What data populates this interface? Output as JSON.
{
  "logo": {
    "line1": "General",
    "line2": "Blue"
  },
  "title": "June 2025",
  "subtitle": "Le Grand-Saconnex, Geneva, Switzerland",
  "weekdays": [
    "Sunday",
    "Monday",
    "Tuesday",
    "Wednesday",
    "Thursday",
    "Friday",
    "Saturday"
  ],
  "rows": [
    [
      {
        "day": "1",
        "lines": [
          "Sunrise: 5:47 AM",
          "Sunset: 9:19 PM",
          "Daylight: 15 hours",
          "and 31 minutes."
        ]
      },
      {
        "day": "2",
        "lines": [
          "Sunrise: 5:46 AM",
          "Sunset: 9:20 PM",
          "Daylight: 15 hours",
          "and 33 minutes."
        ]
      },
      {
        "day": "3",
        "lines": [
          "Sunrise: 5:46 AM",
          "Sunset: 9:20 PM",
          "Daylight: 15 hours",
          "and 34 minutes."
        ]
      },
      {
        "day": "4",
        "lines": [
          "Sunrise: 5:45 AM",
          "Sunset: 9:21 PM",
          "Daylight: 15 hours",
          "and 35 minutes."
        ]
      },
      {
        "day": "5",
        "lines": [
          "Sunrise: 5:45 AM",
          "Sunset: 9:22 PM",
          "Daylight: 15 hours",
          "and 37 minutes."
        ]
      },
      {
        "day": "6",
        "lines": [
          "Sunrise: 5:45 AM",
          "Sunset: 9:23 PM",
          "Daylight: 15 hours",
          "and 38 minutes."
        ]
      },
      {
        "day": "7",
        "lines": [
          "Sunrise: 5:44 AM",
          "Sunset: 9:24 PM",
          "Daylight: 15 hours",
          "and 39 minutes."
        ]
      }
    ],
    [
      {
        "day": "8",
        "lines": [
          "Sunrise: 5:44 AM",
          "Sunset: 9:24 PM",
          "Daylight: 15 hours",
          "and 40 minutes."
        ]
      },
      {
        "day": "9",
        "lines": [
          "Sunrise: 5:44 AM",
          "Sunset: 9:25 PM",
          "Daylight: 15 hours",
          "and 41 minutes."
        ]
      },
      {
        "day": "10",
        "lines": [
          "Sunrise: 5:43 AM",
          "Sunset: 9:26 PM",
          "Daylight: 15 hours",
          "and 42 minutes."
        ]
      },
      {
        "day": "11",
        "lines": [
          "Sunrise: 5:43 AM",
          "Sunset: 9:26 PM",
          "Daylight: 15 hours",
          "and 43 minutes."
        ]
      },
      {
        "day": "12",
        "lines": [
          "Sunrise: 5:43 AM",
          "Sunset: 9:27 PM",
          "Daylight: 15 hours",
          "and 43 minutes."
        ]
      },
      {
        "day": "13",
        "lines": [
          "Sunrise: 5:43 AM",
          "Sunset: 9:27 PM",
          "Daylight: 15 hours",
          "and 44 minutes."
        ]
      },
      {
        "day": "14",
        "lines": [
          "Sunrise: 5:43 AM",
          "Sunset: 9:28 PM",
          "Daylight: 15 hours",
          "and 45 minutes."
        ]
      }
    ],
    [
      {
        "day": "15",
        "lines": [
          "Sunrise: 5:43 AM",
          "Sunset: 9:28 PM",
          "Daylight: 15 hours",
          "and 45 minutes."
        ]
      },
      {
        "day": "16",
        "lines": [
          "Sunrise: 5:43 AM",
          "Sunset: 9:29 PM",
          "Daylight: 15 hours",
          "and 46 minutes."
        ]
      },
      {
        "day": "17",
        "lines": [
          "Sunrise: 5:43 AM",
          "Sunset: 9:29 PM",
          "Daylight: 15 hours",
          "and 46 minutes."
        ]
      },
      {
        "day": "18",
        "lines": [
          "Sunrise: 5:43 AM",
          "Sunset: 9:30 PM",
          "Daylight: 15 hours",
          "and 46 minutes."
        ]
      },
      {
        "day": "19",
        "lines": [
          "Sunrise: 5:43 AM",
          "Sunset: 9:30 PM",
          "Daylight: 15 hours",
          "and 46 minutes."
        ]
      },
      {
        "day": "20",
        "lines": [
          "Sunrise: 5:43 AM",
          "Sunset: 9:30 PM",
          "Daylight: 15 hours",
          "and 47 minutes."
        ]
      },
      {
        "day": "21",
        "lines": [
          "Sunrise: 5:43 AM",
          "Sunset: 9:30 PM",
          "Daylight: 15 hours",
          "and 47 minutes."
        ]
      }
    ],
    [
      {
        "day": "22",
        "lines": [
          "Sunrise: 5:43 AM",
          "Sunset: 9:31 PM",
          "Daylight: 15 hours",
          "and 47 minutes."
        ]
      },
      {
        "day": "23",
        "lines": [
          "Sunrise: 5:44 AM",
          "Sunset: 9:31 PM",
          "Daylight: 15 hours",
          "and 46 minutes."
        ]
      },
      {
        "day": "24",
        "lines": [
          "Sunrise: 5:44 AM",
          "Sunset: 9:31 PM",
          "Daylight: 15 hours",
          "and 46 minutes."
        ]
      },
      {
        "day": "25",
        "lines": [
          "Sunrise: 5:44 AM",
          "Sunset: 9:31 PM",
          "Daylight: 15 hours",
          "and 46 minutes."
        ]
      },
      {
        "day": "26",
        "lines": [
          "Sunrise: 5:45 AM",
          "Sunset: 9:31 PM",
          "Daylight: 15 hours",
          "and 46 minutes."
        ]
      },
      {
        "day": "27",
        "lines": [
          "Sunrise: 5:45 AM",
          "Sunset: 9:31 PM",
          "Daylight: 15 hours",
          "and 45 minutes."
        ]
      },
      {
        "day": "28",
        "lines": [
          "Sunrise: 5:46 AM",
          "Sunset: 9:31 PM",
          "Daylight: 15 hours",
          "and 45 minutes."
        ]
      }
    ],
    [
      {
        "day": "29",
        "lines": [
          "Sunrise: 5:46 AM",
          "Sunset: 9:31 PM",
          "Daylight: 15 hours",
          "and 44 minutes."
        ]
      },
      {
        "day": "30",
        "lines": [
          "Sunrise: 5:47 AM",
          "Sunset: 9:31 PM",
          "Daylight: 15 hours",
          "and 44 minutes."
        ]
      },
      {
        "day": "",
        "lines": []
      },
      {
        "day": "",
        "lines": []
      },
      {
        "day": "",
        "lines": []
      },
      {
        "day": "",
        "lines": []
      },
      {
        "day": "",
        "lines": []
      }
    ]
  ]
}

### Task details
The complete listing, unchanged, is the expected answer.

### Exercise result
What data populates this interface? Output as JSON.
{
  "logo": {
    "line1": "General",
    "line2": "Blue"
  },
  "title": "June 2025",
  "subtitle": "Le Grand-Saconnex, Geneva, Switzerland",
  "weekdays": [
    "Sunday",
    "Monday",
    "Tuesday",
    "Wednesday",
    "Thursday",
    "Friday",
    "Saturday"
  ],
  "rows": [
    [
      {
        "day": "1",
        "lines": [
          "Sunrise: 5:47 AM",
          "Sunset: 9:19 PM",
          "Daylight: 15 hours",
          "and 31 minutes."
        ]
      },
      {
        "day": "2",
        "lines": [
          "Sunrise: 5:46 AM",
          "Sunset: 9:20 PM",
          "Daylight: 15 hours",
          "and 33 minutes."
        ]
      },
      {
        "day": "3",
        "lines": [
          "Sunrise: 5:46 AM",
          "Sunset: 9:20 PM",
          "Daylight: 15 hours",
          "and 34 minutes."
        ]
      },
      {
        "day": "4",
        "lines": [
          "Sunrise: 5:45 AM",
          "Sunset: 9:21 PM",
          "Daylight: 15 hours",
          "and 35 minutes."
        ]
      },
      {
        "day": "5",
        "lines": [
          "Sunrise: 5:45 AM",
          "Sunset: 9:22 PM",
          "Daylight: 15 hours",
          "and 37 minutes."
        ]
      },
      {
        "day": "6",
        "lines": [
          "Sunrise: 5:45 AM",
          "Sunset: 9:23 PM",
          "Daylight: 15 hours",
          "and 38 minutes."
        ]
      },
      {
        "day": "7",
        "lines": [
          "Sunrise: 5:44 AM",
          "Sunset: 9:24 PM",
          "Daylight: 15 hours",
          "and 39 minutes."
        ]
      }
    ],
    [
      {
        "day": "8",
        "lines": [
          "Sunrise: 5:44 AM",
          "Sunset: 9:24 PM",
          "Daylight: 15 hours",
          "and 40 minutes."
        ]
      },
      {
        "day": "9",
        "lines": [
          "Sunrise: 5:44 AM",
          "Sunset: 9:25 PM",
          "Daylight: 15 hours",
          "and 41 minutes."
        ]
      },
      {
        "day": "10",
        "lines": [
          "Sunrise: 5:43 AM",
          "Sunset: 9:26 PM",
          "Daylight: 15 hours",
          "and 42 minutes."
        ]
      },
      {
        "day": "11",
        "lines": [
          "Sunrise: 5:43 AM",
          "Sunset: 9:26 PM",
          "Daylight: 15 hours",
          "and 43 minutes."
        ]
      },
      {
        "day": "12",
        "lines": [
          "Sunrise: 5:43 AM",
          "Sunset: 9:27 PM",
          "Daylight: 15 hours",
          "and 43 minutes."
        ]
      },
      {
        "day": "13",
        "lines": [
          "Sunrise: 5:43 AM",
          "Sunset: 9:27 PM",
          "Daylight: 15 hours",
          "and 44 minutes."
        ]
      },
      {
        "day": "14",
        "lines": [
          "Sunrise: 5:43 AM",
          "Sunset: 9:28 PM",
          "Daylight: 15 hours",
          "and 45 minutes."
        ]
      }
    ],
    [
      {
        "day": "15",
        "lines": [
          "Sunrise: 5:43 AM",
          "Sunset: 9:28 PM",
          "Daylight: 15 hours",
          "and 45 minutes."
        ]
      },
      {
        "day": "16",
        "lines": [
          "Sunrise: 5:43 AM",
          "Sunset: 9:29 PM",
          "Daylight: 15 hours",
          "and 46 minutes."
        ]
      },
      {
        "day": "17",
        "lines": [
          "Sunrise: 5:43 AM",
          "Sunset: 9:29 PM",
          "Daylight: 15 hours",
          "and 46 minutes."
        ]
      },
      {
        "day": "18",
        "lines": [
          "Sunrise: 5:43 AM",
          "Sunset: 9:30 PM",
          "Daylight: 15 hours",
          "and 46 minutes."
        ]
      },
      {
        "day": "19",
        "lines": [
          "Sunrise: 5:43 AM",
          "Sunset: 9:30 PM",
          "Daylight: 15 hours",
          "and 46 minutes."
        ]
      },
      {
        "day": "20",
        "lines": [
          "Sunrise: 5:43 AM",
          "Sunset: 9:30 PM",
          "Daylight: 15 hours",
          "and 47 minutes."
        ]
      },
      {
        "day": "21",
        "lines": [
          "Sunrise: 5:43 AM",
          "Sunset: 9:30 PM",
          "Daylight: 15 hours",
          "and 47 minutes."
        ]
      }
    ],
    [
      {
        "day": "22",
        "lines": [
          "Sunrise: 5:43 AM",
          "Sunset: 9:31 PM",
          "Daylight: 15 hours",
          "and 47 minutes."
        ]
      },
      {
        "day": "23",
        "lines": [
          "Sunrise: 5:44 AM",
          "Sunset: 9:31 PM",
          "Daylight: 15 hours",
          "and 46 minutes."
        ]
      },
      {
        "day": "24",
        "lines": [
          "Sunrise: 5:44 AM",
          "Sunset: 9:31 PM",
          "Daylight: 15 hours",
          "and 46 minutes."
        ]
      },
      {
        "day": "25",
        "lines": [
          "Sunrise: 5:44 AM",
          "Sunset: 9:31 PM",
          "Daylight: 15 hours",
          "and 46 minutes."
        ]
      },
      {
        "day": "26",
        "lines": [
          "Sunrise: 5:45 AM",
          "Sunset: 9:31 PM",
          "Daylight: 15 hours",
          "and 46 minutes."
        ]
      },
      {
        "day": "27",
        "lines": [
          "Sunrise: 5:45 AM",
          "Sunset: 9:31 PM",
          "Daylight: 15 hours",
          "and 45 minutes."
        ]
      },
      {
        "day": "28",
        "lines": [
          "Sunrise: 5:46 AM",
          "Sunset: 9:31 PM",
          "Daylight: 15 hours",
          "and 45 minutes."
        ]
      }
    ],
    [
      {
        "day": "29",
        "lines": [
          "Sunrise: 5:46 AM",
          "Sunset: 9:31 PM",
          "Daylight: 15 hours",
          "and 44 minutes."
        ]
      },
      {
        "day": "30",
        "lines": [
          "Sunrise: 5:47 AM",
          "Sunset: 9:31 PM",
          "Daylight: 15 hours",
          "and 44 minutes."
        ]
      },
      {
        "day": "",
        "lines": []
      },
      {
        "day": "",
        "lines": []
      },
      {
        "day": "",
        "lines": []
      },
      {
        "day": "",
        "lines": []
      },
      {
        "day": "",
        "lines": []
      }
    ]
  ]
}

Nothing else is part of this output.